People expected a lot from gardens— a buffer between artificial sphere and nature, a bridge between humans and another world, and a catalyst to connect real life to a boundless imaginary world.
By freeing itself from physical constraints, Kare-sansui successfully elevated the beauty of nature into something more transcendental. The philosophy and the artistic inspiration was accepted not only by Zen monk ishidate-so’s but also by social elites such as Shoguns and aristocrats. Muso Soseki passed away in 1351, but his works were remembered, copied and refined by garden designers who followed.

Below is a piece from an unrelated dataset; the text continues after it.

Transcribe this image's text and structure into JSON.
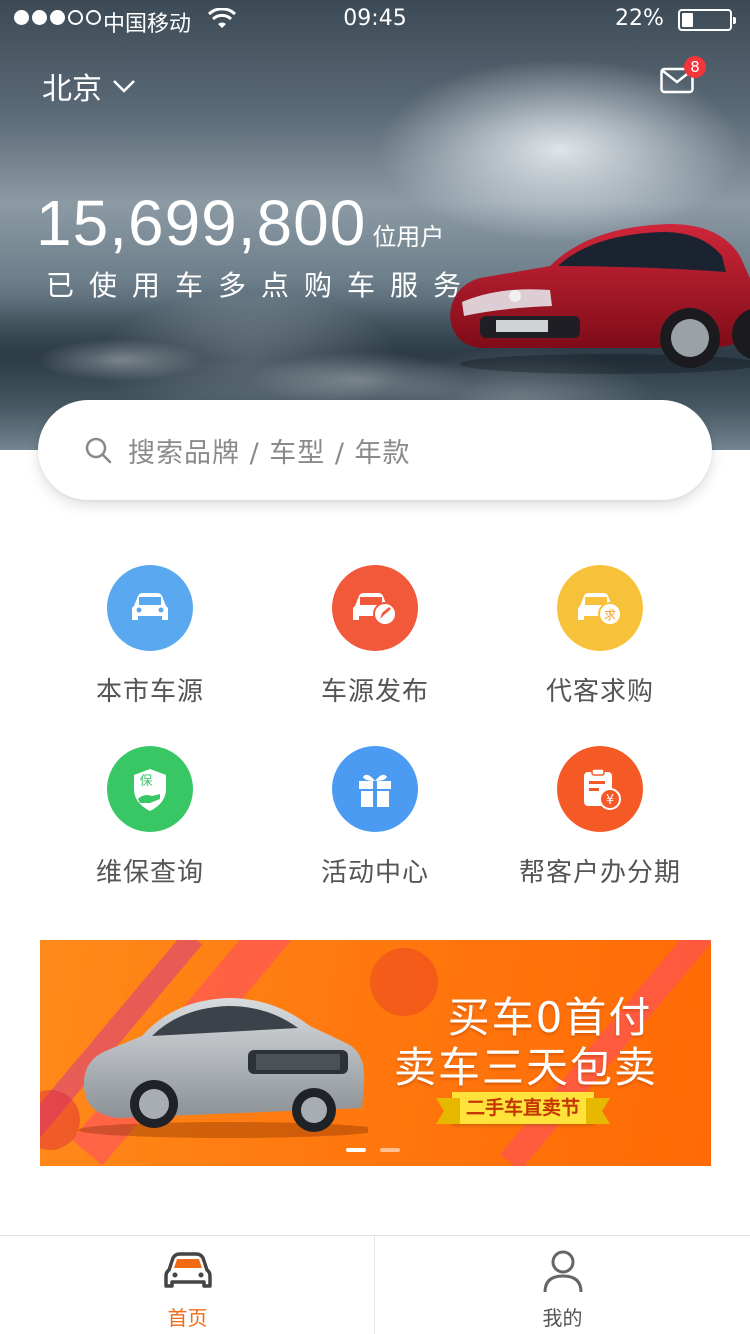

In the next chapter, we will review Muso Soseki and his follower’s Kare-sansui works in more depth. It will be released as paid contents. Please subscribe from the Digital subscription page.